WORK REQUIRED
What this exercise needs is every entry restated as written, with no pictures.

━━━ DATASET ENTRIES ━━━

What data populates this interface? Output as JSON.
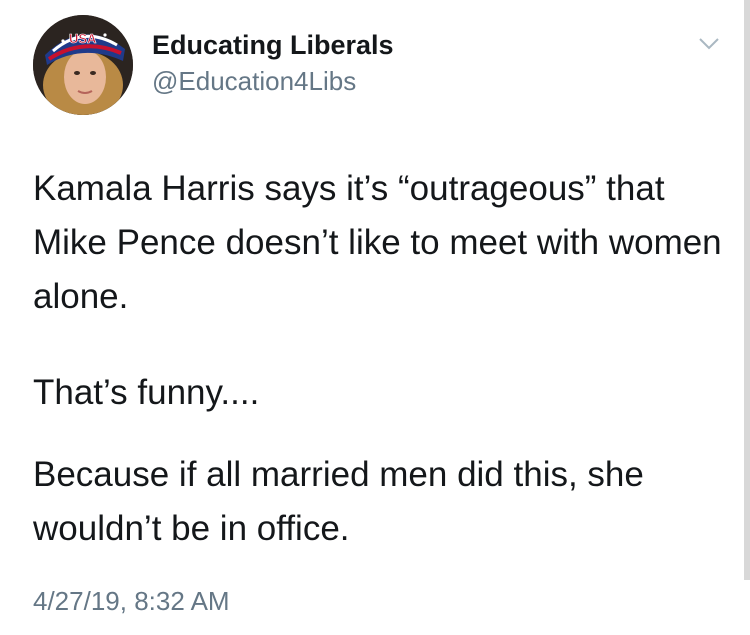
{
  "tweet": {
    "display_name": "Educating Liberals",
    "handle": "@Education4Libs",
    "avatar_icon": "profile-photo-man-usa-cap",
    "cap_text": "USA",
    "menu_icon": "chevron-down-icon",
    "paragraphs": [
      "Kamala Harris says it’s “outrageous” that Mike Pence doesn’t like to meet with women alone.",
      "That’s funny....",
      "Because if all married men did this, she wouldn’t be in office."
    ],
    "timestamp": "4/27/19, 8:32 AM"
  },
  "colors": {
    "text": "#14171a",
    "secondary": "#657786",
    "background": "#ffffff"
  }
}
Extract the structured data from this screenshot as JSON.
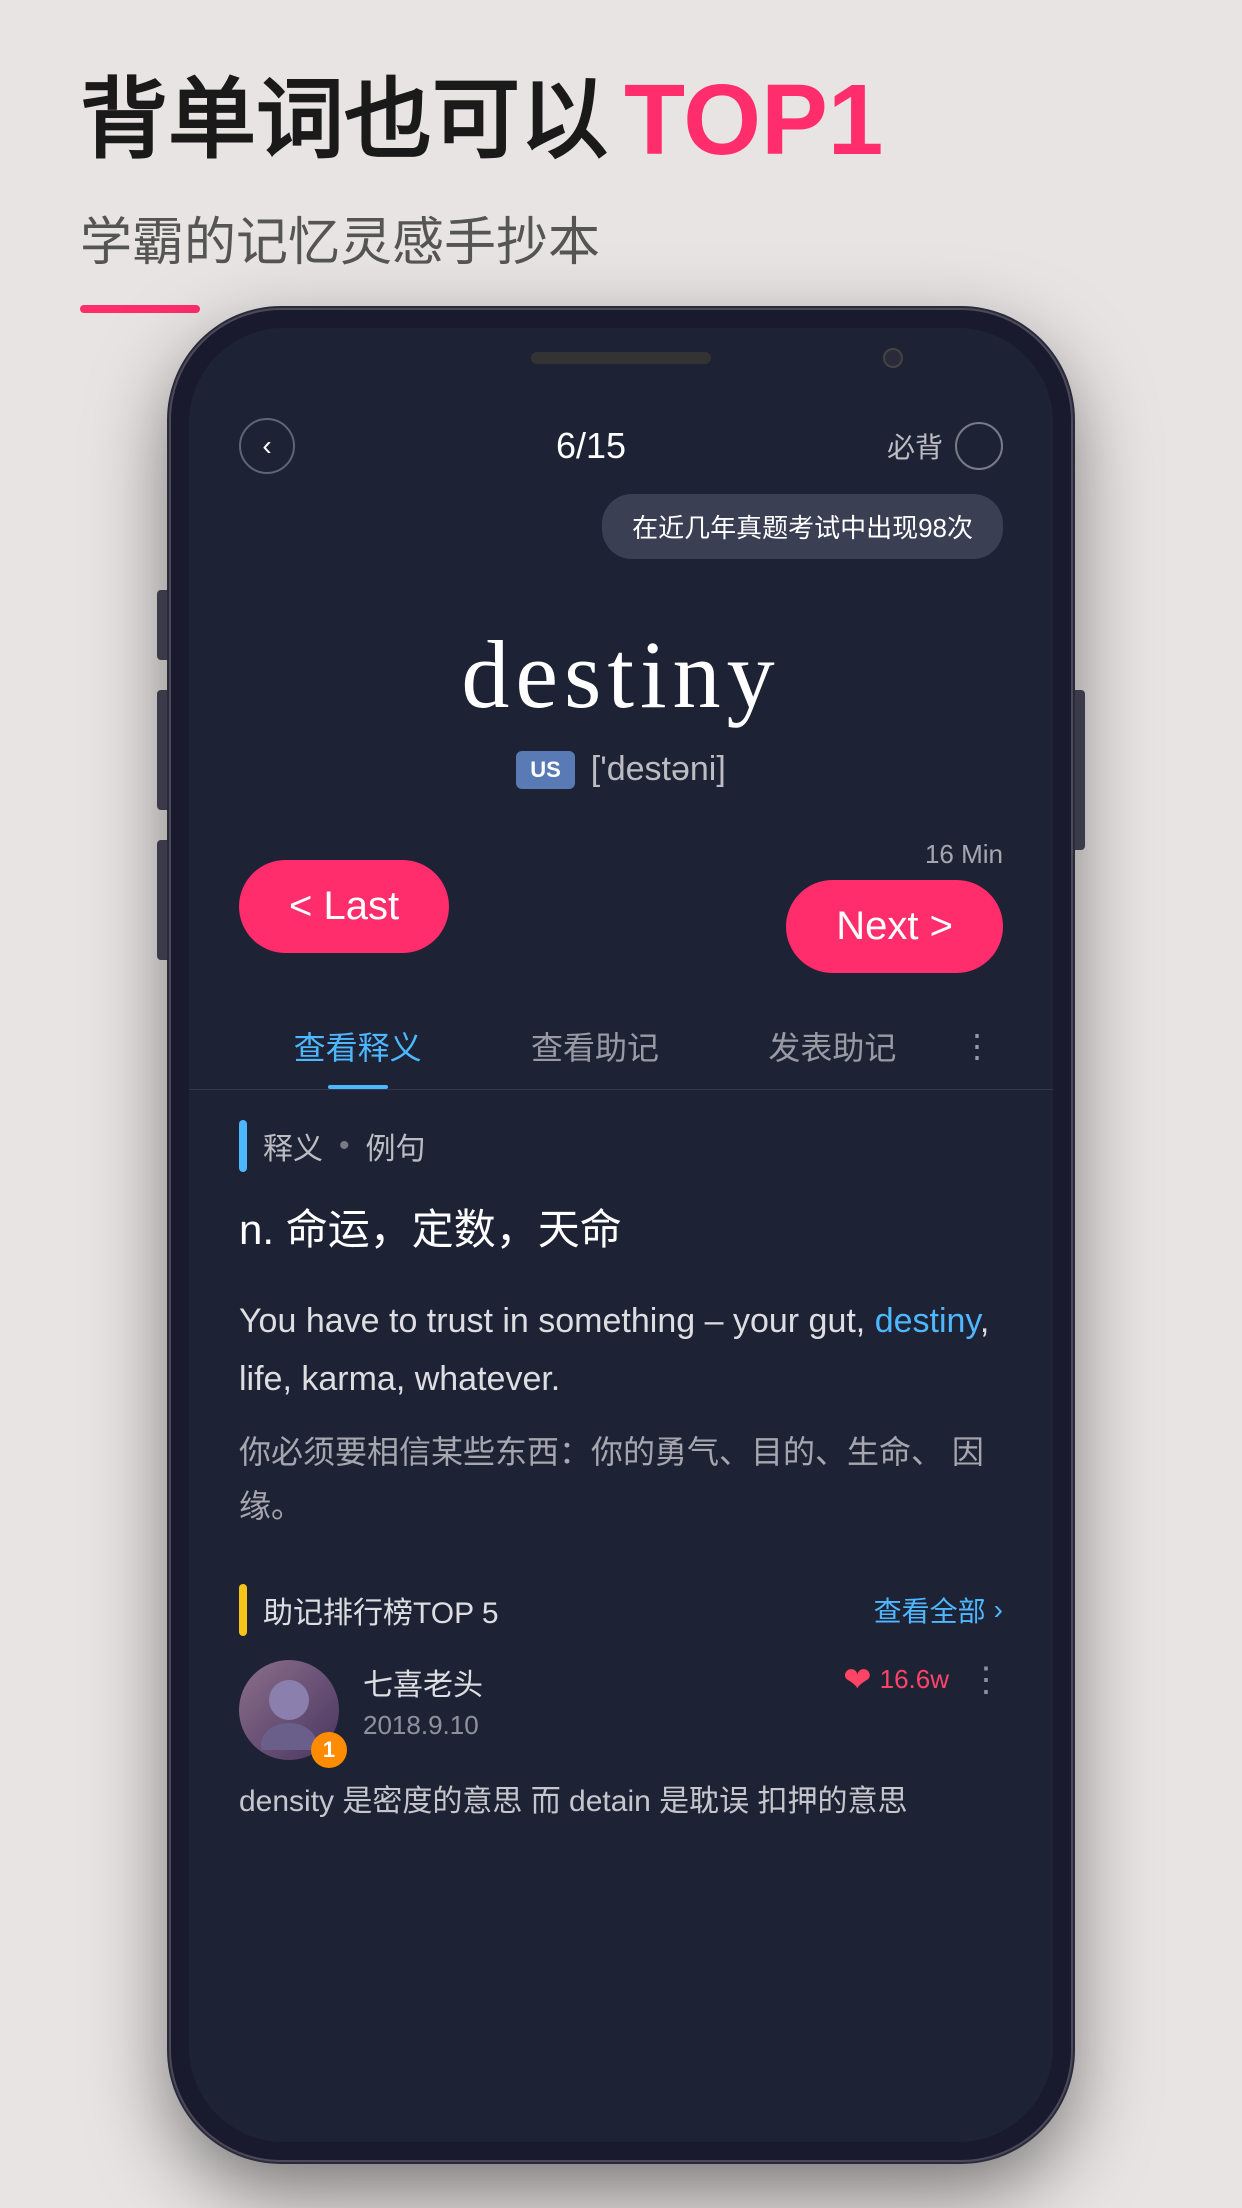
{
  "header": {
    "title_part1": "背单词也可以",
    "title_top1": "TOP1",
    "subtitle": "学霸的记忆灵感手抄本"
  },
  "phone": {
    "progress": "6/15",
    "must_memorize": "必背",
    "tooltip": "在近几年真题考试中出现98次",
    "word": "destiny",
    "phonetic_region": "US",
    "phonetic": "['destəni]",
    "time_label": "16 Min",
    "btn_last": "< Last",
    "btn_next": "Next >",
    "tabs": [
      {
        "label": "查看释义",
        "active": true
      },
      {
        "label": "查看助记",
        "active": false
      },
      {
        "label": "发表助记",
        "active": false
      }
    ],
    "section_header": "释义 • 例句",
    "definition": "n.  命运，定数，天命",
    "example_en_before": "You have to trust in something –\nyour gut, ",
    "example_en_highlight": "destiny",
    "example_en_after": ", life, karma, whatever.",
    "example_cn": "你必须要相信某些东西：你的勇气、目的、生命、\n因缘。",
    "ranking_title": "助记排行榜TOP 5",
    "view_all": "查看全部",
    "user": {
      "name": "七喜老头",
      "date": "2018.9.10",
      "likes": "16.6w",
      "rank": "1"
    },
    "mnemonic_text": "density 是密度的意思  而 detain 是耽误\n扣押的意思"
  },
  "colors": {
    "accent": "#ff2d6b",
    "blue": "#4db8ff",
    "bg_dark": "#1e2235",
    "yellow": "#f5c518"
  }
}
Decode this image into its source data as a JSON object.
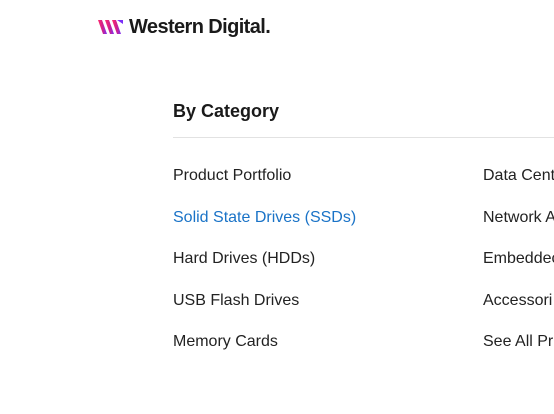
{
  "brand": {
    "name": "Western Digital.",
    "mark_colors": [
      "#e8175d",
      "#8a2be2"
    ]
  },
  "category_section": {
    "heading": "By Category"
  },
  "categories_left": [
    {
      "label": "Product Portfolio",
      "active": false
    },
    {
      "label": "Solid State Drives (SSDs)",
      "active": true
    },
    {
      "label": "Hard Drives (HDDs)",
      "active": false
    },
    {
      "label": "USB Flash Drives",
      "active": false
    },
    {
      "label": "Memory Cards",
      "active": false
    }
  ],
  "categories_right": [
    {
      "label": "Data Cent"
    },
    {
      "label": "Network A"
    },
    {
      "label": "Embeddec"
    },
    {
      "label": "Accessori"
    },
    {
      "label": "See All Pr"
    }
  ],
  "colors": {
    "link": "#222222",
    "link_active": "#1a73c7",
    "divider": "#e2e2e2"
  }
}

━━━

ANSWER SECTION
What data populates this interface? Output as JSON.
{
  "tweet": {
    "display_name": "Educating Liberals",
    "handle": "@Education4Libs",
    "avatar_icon": "profile-photo-man-usa-cap",
    "cap_text": "USA",
    "menu_icon": "chevron-down-icon",
    "paragraphs": [
      "Kamala Harris says it’s “outrageous” that Mike Pence doesn’t like to meet with women alone.",
      "That’s funny....",
      "Because if all married men did this, she wouldn’t be in office."
    ],
    "timestamp": "4/27/19, 8:32 AM"
  },
  "colors": {
    "text": "#14171a",
    "secondary": "#657786",
    "background": "#ffffff"
  }
}
Extract the structured data from this screenshot as JSON.
{
  "header": {
    "title_part1": "背单词也可以",
    "title_top1": "TOP1",
    "subtitle": "学霸的记忆灵感手抄本"
  },
  "phone": {
    "progress": "6/15",
    "must_memorize": "必背",
    "tooltip": "在近几年真题考试中出现98次",
    "word": "destiny",
    "phonetic_region": "US",
    "phonetic": "['destəni]",
    "time_label": "16 Min",
    "btn_last": "< Last",
    "btn_next": "Next >",
    "tabs": [
      {
        "label": "查看释义",
        "active": true
      },
      {
        "label": "查看助记",
        "active": false
      },
      {
        "label": "发表助记",
        "active": false
      }
    ],
    "section_header": "释义 • 例句",
    "definition": "n.  命运，定数，天命",
    "example_en_before": "You have to trust in something –\nyour gut, ",
    "example_en_highlight": "destiny",
    "example_en_after": ", life, karma, whatever.",
    "example_cn": "你必须要相信某些东西：你的勇气、目的、生命、\n因缘。",
    "ranking_title": "助记排行榜TOP 5",
    "view_all": "查看全部",
    "user": {
      "name": "七喜老头",
      "date": "2018.9.10",
      "likes": "16.6w",
      "rank": "1"
    },
    "mnemonic_text": "density 是密度的意思  而 detain 是耽误\n扣押的意思"
  },
  "colors": {
    "accent": "#ff2d6b",
    "blue": "#4db8ff",
    "bg_dark": "#1e2235",
    "yellow": "#f5c518"
  }
}
Decode this image into its source data as a JSON object.
{
  "brand": {
    "name": "Western Digital.",
    "mark_colors": [
      "#e8175d",
      "#8a2be2"
    ]
  },
  "category_section": {
    "heading": "By Category"
  },
  "categories_left": [
    {
      "label": "Product Portfolio",
      "active": false
    },
    {
      "label": "Solid State Drives (SSDs)",
      "active": true
    },
    {
      "label": "Hard Drives (HDDs)",
      "active": false
    },
    {
      "label": "USB Flash Drives",
      "active": false
    },
    {
      "label": "Memory Cards",
      "active": false
    }
  ],
  "categories_right": [
    {
      "label": "Data Cent"
    },
    {
      "label": "Network A"
    },
    {
      "label": "Embeddec"
    },
    {
      "label": "Accessori"
    },
    {
      "label": "See All Pr"
    }
  ],
  "colors": {
    "link": "#222222",
    "link_active": "#1a73c7",
    "divider": "#e2e2e2"
  }
}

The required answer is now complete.